Well before the political or fighting phase of the national movement, we can feel and see the new energy of the people and feel the approaching conflict with the colonialists. Forms of expression and themes are fresh and powerful, calling for people to unite. Everything works together to awaken the native person’s sensibility and to criticise defeat. The native renews the purpose and energy of art, music and literature. The conditions necessary for the inevitable conflict are brought together.
Why national liberation is not exclusive
In a colonised country, even the most savage nationalism defends national culture. For culture expresses the nation’s values and taboos. In the colonial situation, culture, which gets no support from the people or the government, dies. Culture needs national liberation to live. The fight for national liberation sets culture moving.
The old culture breaks up. Before national liberation, we see new forms of expression and imagination. There remains one question: what are the relations between the struggle for national liberation – whether political or military – and culture? Does culture stop during the conflict? Is the national struggle an expression of a culture?
When a colonised people fights to re-establish their nation, this is the most complete example of culture. The struggle itself sends culture along different paths and traces out new ones. The struggle for freedom does not return the national culture to its previous shape. After national liberation, colonialism disappears, but so does the colonised man.
A struggle which mobilises all classes of the people, and which expresses their aims and their impatience, will triumph. A nation which is born from people’s action, and which embodies their hopes to change the state, must create rich forms of culture.
Pro-independence activists want to make their country’s real culture shared among all people. But the activists should not wait for the nation’s people to support a single idea of independence in order to achieve their task. The liberation of the nation is one thing; the methods and popular content of the fight are another.

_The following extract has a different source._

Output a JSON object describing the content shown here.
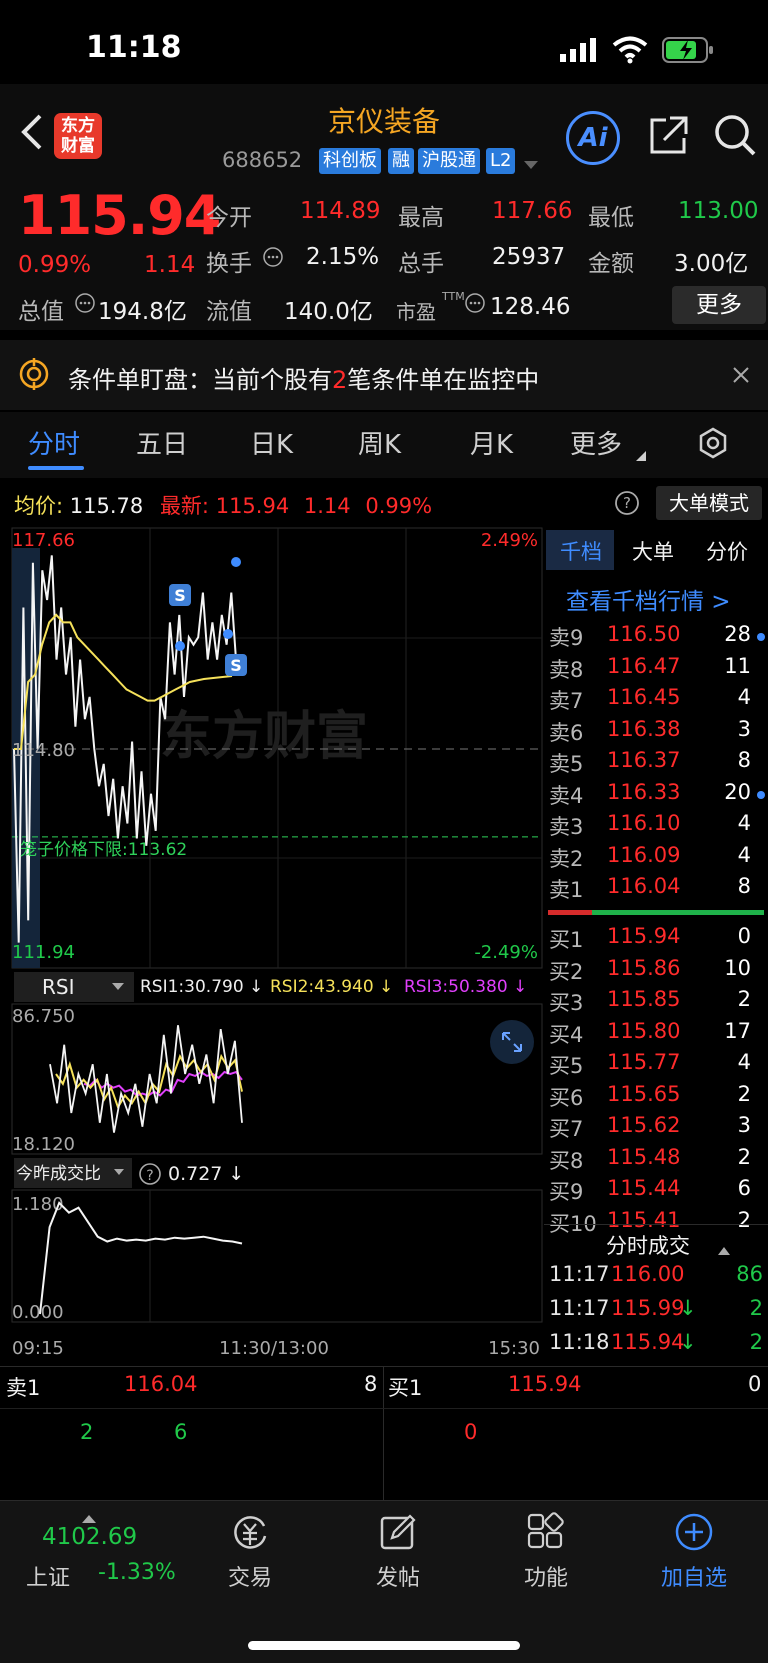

Some people say that wanting a nation is a mistake, and a phase that humanity has left behind. However, we think that wishing to skip being a nation is a mistake. If culture expresses national consciousness, then national consciousness is the most complex form of culture. Being conscious of your national identity doesn’t stop you for communicating with other people. On the contrary, philosophy teaches us that national consciousness, which is not nationalism, is necessary. In fact, it’s the only thing that will give us an international perspective. This is a special problem in Africa, because national consciousness is part of African consciousness. If colonialism is still entrenched in Africa, every independent nation remains in permanent danger.
The most urgent thing today for the intellectual is to build up his nation by learning and showing the will of the people. The building of a nation is always accompanied by the discovery of universalising values. Far from keeping separate from other nations, national liberation leads the nation to play its part on the stage of history. At the heart of national consciousness, international consciousness lives and grows. And this is ultimately the source of all culture.